Last June, a 19-year-old drove after a party with his three friends just after graduation and crashed. According to the report, the teen driver crashed through a fence, smashed into some trees and the car went airborne before landing upside down in a driveway in flames. Police went on to say speed, alcohol and a lack of seatbelts for the backseat passengers were all factors in this teenage drunk driver accident. The driver was found to have a blood alcohol level of .09, which is .07 over the legal limit in Maryland for drivers under the age of 21. Of the passengers in the car, two 18-years-old died while the third victim suffers from a serious spinal cord injury.
This month, the teenage drunk driver was sentenced to four years in prison with five years of probation, for which he will have an ignition interlock system installed in his car.
Parents Must Be Open With Their Teenage Driver About the Risks of Drunk Driving
Teenagers are cursed with an invincible mentality, where they hear how dangerous drinking and driving is. Yet, they believe these horrible situations would never happen to them. Peer pressure certainly does not help this. However, as a parent, you have the responsibility to start a conversation about teenage drunk driving early on, set some rules and reduce the risk by doing the following.
- Set some rules, lay out your expectations and make sure you communicate the consequences if your teenager breaks the rules
- Be consistent in enforcing the rules you’ve laid out for your teen
- Set several times for your teenagers to check in while they’re out
- Communicate with other parents throughout the evening
- Make yourself available to help make it easier for your teen to leave a party if alcohol is present

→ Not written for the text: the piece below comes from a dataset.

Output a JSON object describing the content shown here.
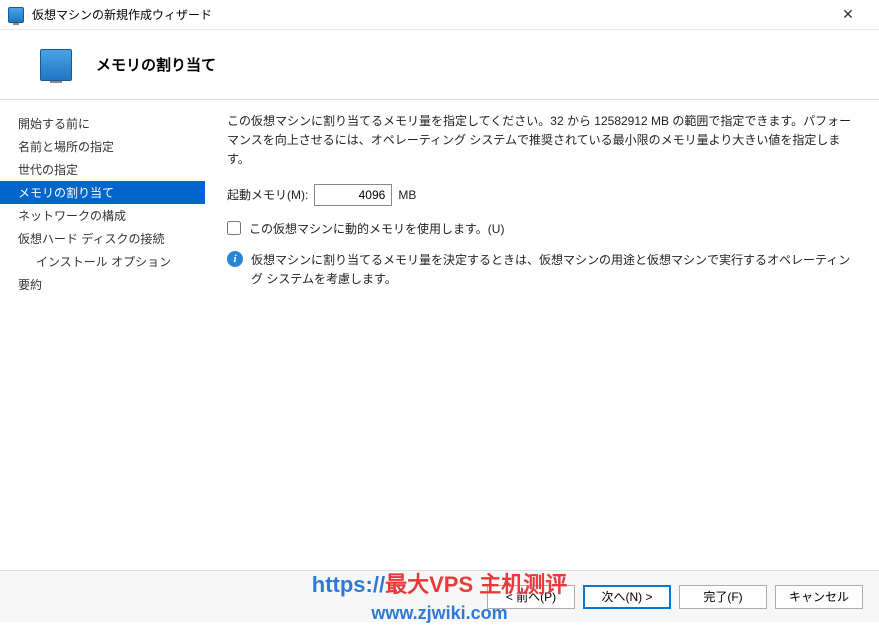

- Make sure your teenager is comfortable with calling you for help getting a ride home
- Ask who your teen will be with while they’re out, what they’re doing, when they will be back and how they plan on returning home
Our Maryland Personal Injury Lawyers Can Help
It can be awkward to think about what you want to say to your young one about drunk driving, but it’s something each parent must do in order to help educate kids on the risks for injury and death. Studies have proven children who grow up in no-use households with strong messages are less likely to drive after consuming drugs and alcohol.